Tim Crouch’s new play, Adler & Gibb, which opened at the Royal Court last night, is an intricately layered exploration of reality and art. It’s experimental, obstinately so, and more than a little mind blowing – I confess that metaphysics always gets me a little muddled.
The framework is an art student delivering a lecture in order to secure a scholarship, where the ‘slides’ are performances from the lives of (fictional) female artists and lovers, Adler & Gibb. Actually, the actors are a film star and her coach preparing a biopic, with an eye on subsequent auction sales of the conceptual artists’ work (stay with me, here). Then comes a trip to the rural retreat of the artists, culminating in the surviving Gibb forced to rehearse a scene from the forthcoming movie… and a ‘real’ film of said artists now ruined home. Enough meta-texts for you?
As for the delivery, Crouch elaborates his fictions – this is his theme. Children take on the roles of stage managers, introducing surreal props and pretending to be animals. And to show how willfully he ignores advice about who not to work with, a real dog appears in case we haven’t quite got the point. Much of the action is performed standing still, including a sex scene. Playing with theatrical form and pushing the audience to engage makes this a demanding show. But stick with it.
Adler & Gibb is ambitious. With all the big ‘arty’ themes, opacity seems sadly predictable. But there’s a playfulness to all the pretention that is surely another irony. And it’s never boring. Full of surprises, the play builds into something lingering. A bad smell you might say – there’s certainly plenty of unpleasantness. Theorists call this the abject, the rest of us bad taste. But the point to the grotesque and absurd is clear: the slide of the megalomaniacal film crew becoming repulsive, suitably theatrical, desecrators.
Although Crouch, who also co-directs the show, is the star, it’s impossible not to admire the performances. Rachel Redford is superb as the student, Denise Gough riveting as the obsessive actress and Amelda Brown wonderful as Gibb. It is Brown’s performance as Gibb that works best – the truth about her relationship with Adler is a moving, humbling revelation. There’s much that’s puzzling about this play but one thing to be sure of, and admire, is its lack of compromise.

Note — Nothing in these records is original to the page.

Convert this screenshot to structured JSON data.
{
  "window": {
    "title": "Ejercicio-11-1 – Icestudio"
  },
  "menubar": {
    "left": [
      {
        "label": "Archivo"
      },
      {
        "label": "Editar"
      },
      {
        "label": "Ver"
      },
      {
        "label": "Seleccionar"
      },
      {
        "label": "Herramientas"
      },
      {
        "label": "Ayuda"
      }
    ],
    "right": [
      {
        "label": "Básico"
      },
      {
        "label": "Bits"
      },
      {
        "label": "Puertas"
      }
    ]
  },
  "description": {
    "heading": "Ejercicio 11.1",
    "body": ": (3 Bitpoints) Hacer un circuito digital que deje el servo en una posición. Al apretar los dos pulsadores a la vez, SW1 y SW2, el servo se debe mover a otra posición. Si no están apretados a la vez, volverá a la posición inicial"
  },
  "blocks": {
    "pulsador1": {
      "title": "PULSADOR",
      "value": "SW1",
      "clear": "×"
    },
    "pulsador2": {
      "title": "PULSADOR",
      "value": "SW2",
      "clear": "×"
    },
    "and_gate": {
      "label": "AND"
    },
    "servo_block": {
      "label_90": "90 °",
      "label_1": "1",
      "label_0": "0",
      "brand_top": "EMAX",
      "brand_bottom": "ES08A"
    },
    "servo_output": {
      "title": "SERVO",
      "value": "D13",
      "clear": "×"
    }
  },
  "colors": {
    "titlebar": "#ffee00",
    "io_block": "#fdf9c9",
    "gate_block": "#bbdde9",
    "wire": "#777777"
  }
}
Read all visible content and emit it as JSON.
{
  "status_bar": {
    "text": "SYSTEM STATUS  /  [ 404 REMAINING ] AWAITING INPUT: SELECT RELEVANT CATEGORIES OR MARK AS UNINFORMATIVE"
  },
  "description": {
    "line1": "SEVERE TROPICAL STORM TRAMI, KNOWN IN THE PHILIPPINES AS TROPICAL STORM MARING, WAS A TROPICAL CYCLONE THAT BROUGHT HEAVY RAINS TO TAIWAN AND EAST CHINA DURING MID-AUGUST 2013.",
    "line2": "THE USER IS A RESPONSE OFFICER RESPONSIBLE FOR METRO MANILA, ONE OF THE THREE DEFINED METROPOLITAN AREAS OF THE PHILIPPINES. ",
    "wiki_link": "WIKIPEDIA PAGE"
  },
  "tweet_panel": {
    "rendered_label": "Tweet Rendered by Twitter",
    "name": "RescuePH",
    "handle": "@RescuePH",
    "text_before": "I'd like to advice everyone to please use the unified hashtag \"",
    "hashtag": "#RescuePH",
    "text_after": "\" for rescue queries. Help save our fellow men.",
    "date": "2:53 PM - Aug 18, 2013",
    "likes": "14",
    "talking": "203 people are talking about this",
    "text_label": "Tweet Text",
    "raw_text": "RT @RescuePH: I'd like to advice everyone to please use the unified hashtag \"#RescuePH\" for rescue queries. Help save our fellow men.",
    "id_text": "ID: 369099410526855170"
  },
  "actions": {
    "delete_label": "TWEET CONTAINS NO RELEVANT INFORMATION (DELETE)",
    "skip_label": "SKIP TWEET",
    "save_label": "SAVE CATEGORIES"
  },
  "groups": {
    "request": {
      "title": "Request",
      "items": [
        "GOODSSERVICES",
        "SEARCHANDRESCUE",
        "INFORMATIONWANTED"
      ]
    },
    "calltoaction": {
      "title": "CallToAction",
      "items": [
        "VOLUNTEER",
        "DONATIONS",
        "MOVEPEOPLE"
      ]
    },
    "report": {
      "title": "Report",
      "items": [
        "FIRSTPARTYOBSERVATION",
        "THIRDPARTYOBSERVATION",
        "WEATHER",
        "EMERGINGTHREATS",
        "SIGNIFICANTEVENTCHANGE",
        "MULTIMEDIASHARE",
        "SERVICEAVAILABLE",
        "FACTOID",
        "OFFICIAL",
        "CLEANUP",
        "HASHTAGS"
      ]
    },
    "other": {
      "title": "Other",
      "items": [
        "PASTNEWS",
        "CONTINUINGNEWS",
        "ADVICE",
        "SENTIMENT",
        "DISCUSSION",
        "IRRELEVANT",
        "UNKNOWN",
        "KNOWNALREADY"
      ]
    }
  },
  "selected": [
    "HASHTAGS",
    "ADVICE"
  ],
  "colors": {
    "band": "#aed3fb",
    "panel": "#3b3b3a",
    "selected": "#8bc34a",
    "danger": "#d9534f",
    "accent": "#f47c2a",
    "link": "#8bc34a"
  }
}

Until 5 July 2014
Photo by Johan Persson
Written 20 June 2014 for The London Magazine